My previous fold formed copper cuff was part of a small grouping that I worked on a few days ago, streamlining my efforts to maximize output.
The number of cuffs that I chose to work on was determined by the number of pieces I could fit on my solderite pads at my soldering/annealing workbench.
Once I had shaped the cuffs with the help of my bracelet mandrel, I cleaned the surfaces with a fine grit sanding block, revealing a fairly clean copper surface.
While I think this clean copper surface looks lovely, I appreciate the fact that metals will oxidize and maintaining this brightness is a real challenge.
Wax and/or lacquer can be used to protect a finish, and I am still in search of one that holds up to the effects of oxidation as well as exposure to oils and perspiration of the wearer.
Luckily, I like the patina of oxidized metal.
I like the warmth and richness, and I like how surface textures can be perceived with greater dimension.
Many of my copper and sterling pieces get treated with liver of sulfur to immediately develop a patina.My new cuffs were put in a solution of liver of sulfur that had been dissolved in hot water.
To develop the patina, each piece was dipped until darkened, removed and wiped with a soft cotton cloth and dipped again.
I repeated these steps four to five times for each cuff.
A light cleaning with a fine grit sand block highlighted the details, especially in this cuff.
The copper strip for this cuff was first milled with some dried flowers, leaving ghostly impressions.
As shown in the last posting, fold forming creases are nicely highlighted with the same sanding block.

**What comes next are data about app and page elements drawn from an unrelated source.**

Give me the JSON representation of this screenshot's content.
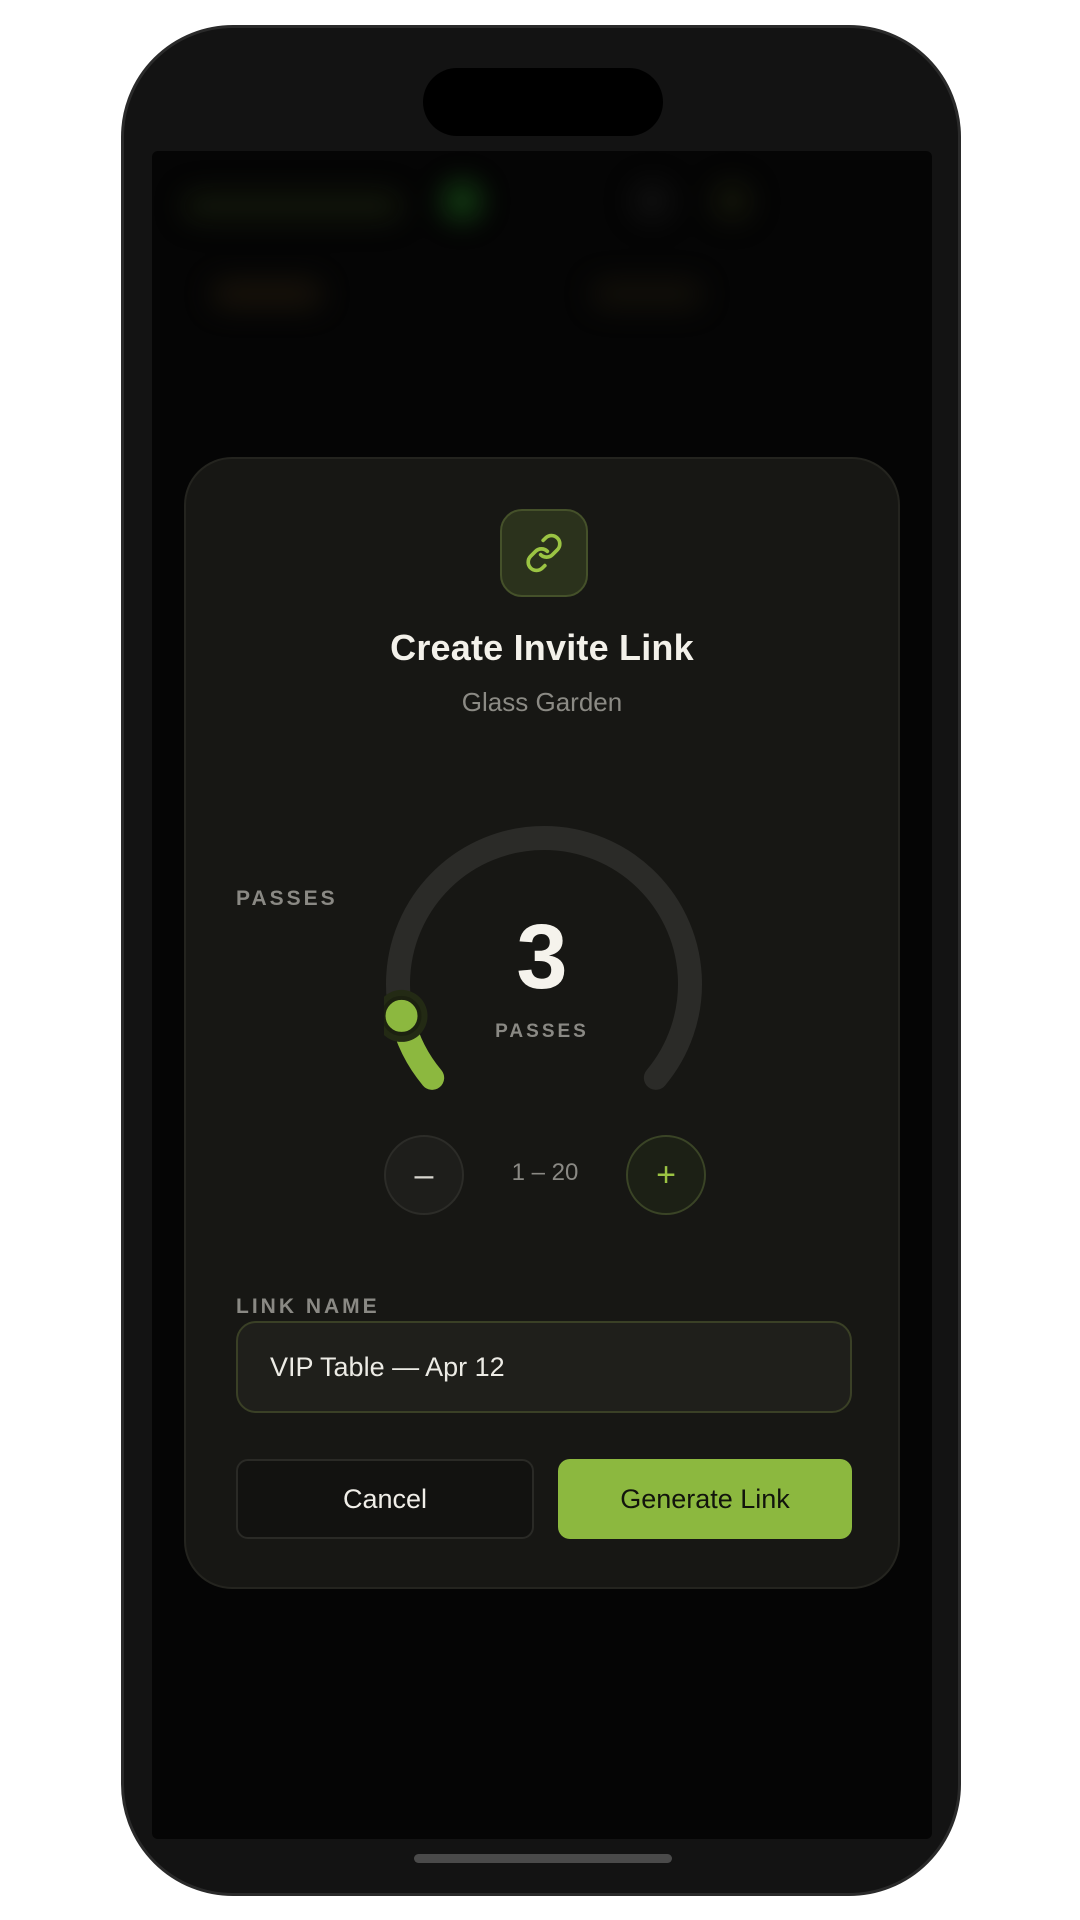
{
  "modal": {
    "title": "Create Invite Link",
    "venue": "Glass Garden",
    "passes_section_label": "PASSES",
    "passes": {
      "value": "3",
      "unit_label": "PASSES",
      "min": 1,
      "max": 20,
      "range_label": "1 – 20",
      "decrement_label": "–",
      "increment_label": "+"
    },
    "link_name_label": "LINK NAME",
    "link_name_value": "VIP Table — Apr 12",
    "cancel_label": "Cancel",
    "generate_label": "Generate Link"
  },
  "colors": {
    "accent": "#8cb83f",
    "track": "#2b2b28",
    "modal_bg": "#171714"
  },
  "icons": {
    "badge": "link-icon"
  }
}
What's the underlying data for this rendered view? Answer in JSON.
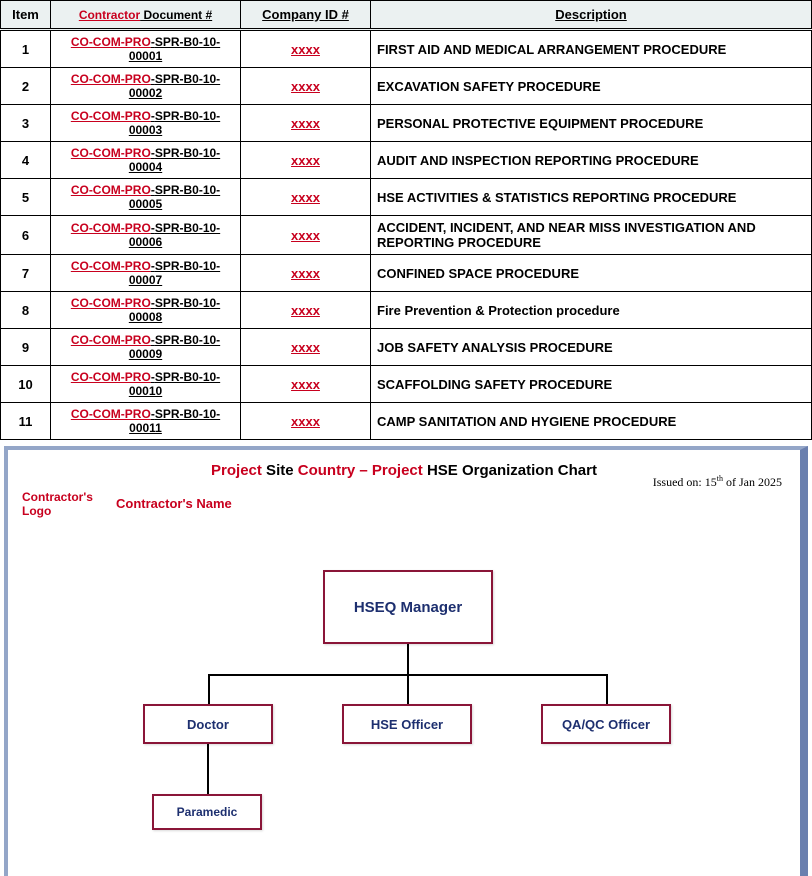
{
  "table": {
    "headers": {
      "item": "Item",
      "doc_red": "Contractor",
      "doc_black": " Document #",
      "company": "Company ID #",
      "desc": "Description"
    },
    "doc_prefix": "CO-COM-PRO",
    "company_placeholder": "xxxx",
    "rows": [
      {
        "item": "1",
        "suffix": "SPR-B0-10-00001",
        "desc": "FIRST AID AND MEDICAL ARRANGEMENT PROCEDURE"
      },
      {
        "item": "2",
        "suffix": "SPR-B0-10-00002",
        "desc": "EXCAVATION SAFETY PROCEDURE"
      },
      {
        "item": "3",
        "suffix": "SPR-B0-10-00003",
        "desc": "PERSONAL PROTECTIVE EQUIPMENT PROCEDURE"
      },
      {
        "item": "4",
        "suffix": "SPR-B0-10-00004",
        "desc": "AUDIT AND INSPECTION REPORTING PROCEDURE"
      },
      {
        "item": "5",
        "suffix": "SPR-B0-10-00005",
        "desc": "HSE ACTIVITIES & STATISTICS REPORTING PROCEDURE"
      },
      {
        "item": "6",
        "suffix": "SPR-B0-10-00006",
        "desc": "ACCIDENT, INCIDENT, AND NEAR MISS INVESTIGATION AND REPORTING PROCEDURE"
      },
      {
        "item": "7",
        "suffix": "SPR-B0-10-00007",
        "desc": "CONFINED SPACE PROCEDURE"
      },
      {
        "item": "8",
        "suffix": "SPR-B0-10-00008",
        "desc": "Fire Prevention & Protection procedure"
      },
      {
        "item": "9",
        "suffix": "SPR-B0-10-00009",
        "desc": "JOB SAFETY ANALYSIS PROCEDURE"
      },
      {
        "item": "10",
        "suffix": "SPR-B0-10-00010",
        "desc": "SCAFFOLDING SAFETY PROCEDURE"
      },
      {
        "item": "11",
        "suffix": "SPR-B0-10-00011",
        "desc": "CAMP SANITATION AND HYGIENE PROCEDURE"
      }
    ]
  },
  "org": {
    "title_parts": {
      "a": "Project",
      "b": " Site ",
      "c": "Country – Project",
      "d": "  HSE Organization Chart"
    },
    "issued_label": "Issued on: 15",
    "issued_suffix": " of Jan 2025",
    "issued_ord": "th",
    "logo_text": "Contractor's\nLogo",
    "contractor_name": "Contractor's Name",
    "nodes": {
      "manager": "HSEQ Manager",
      "doctor": "Doctor",
      "hse_officer": "HSE Officer",
      "qaqc": "QA/QC Officer",
      "paramedic": "Paramedic"
    }
  },
  "chart_data": {
    "type": "tree",
    "title": "Project Site Country – Project HSE Organization Chart",
    "root": {
      "name": "HSEQ Manager",
      "children": [
        {
          "name": "Doctor",
          "children": [
            {
              "name": "Paramedic"
            }
          ]
        },
        {
          "name": "HSE Officer"
        },
        {
          "name": "QA/QC Officer"
        }
      ]
    }
  }
}
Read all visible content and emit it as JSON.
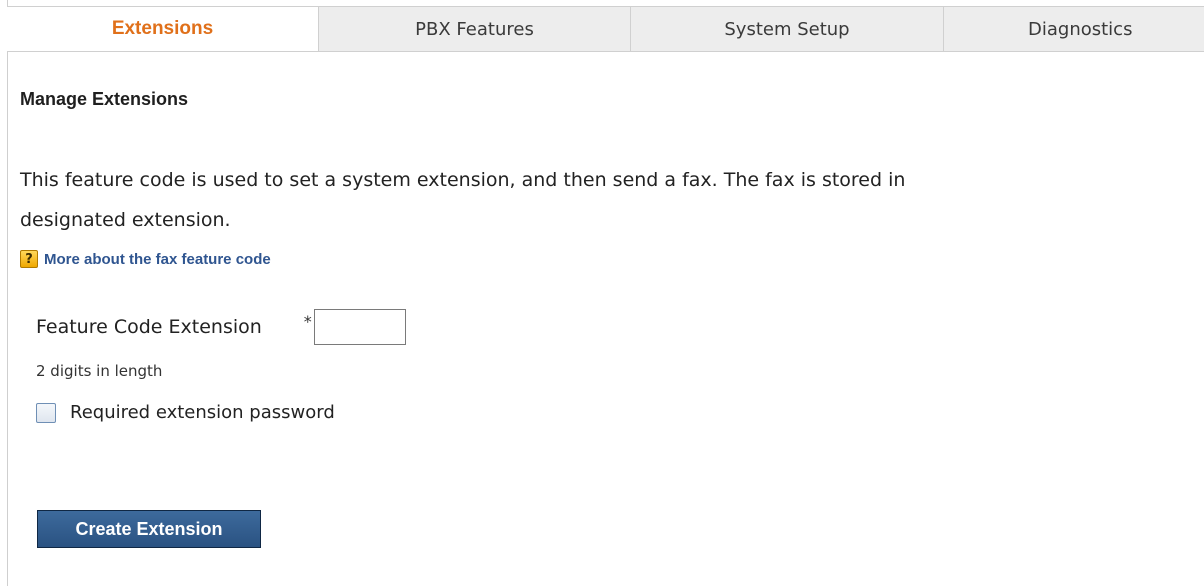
{
  "tabs": [
    {
      "label": "Extensions",
      "active": true
    },
    {
      "label": "PBX Features",
      "active": false
    },
    {
      "label": "System Setup",
      "active": false
    },
    {
      "label": "Diagnostics",
      "active": false
    }
  ],
  "page": {
    "title": "Manage Extensions",
    "description_line1": "This feature code is used to set a system extension, and then send a fax. The fax is stored in",
    "description_line2": "designated extension.",
    "help_icon_glyph": "?",
    "help_link": "More about the fax feature code"
  },
  "form": {
    "feature_code_label": "Feature Code Extension",
    "required_mark": "*",
    "feature_code_value": "",
    "hint": "2 digits in length",
    "password_checkbox_label": "Required extension password",
    "password_checkbox_checked": false,
    "submit_label": "Create Extension"
  },
  "colors": {
    "active_tab_text": "#e0701a",
    "link": "#2f5590",
    "button_bg": "#2a5282"
  }
}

I love the way the copper takes on the appearance of well worn leather as the patina develops.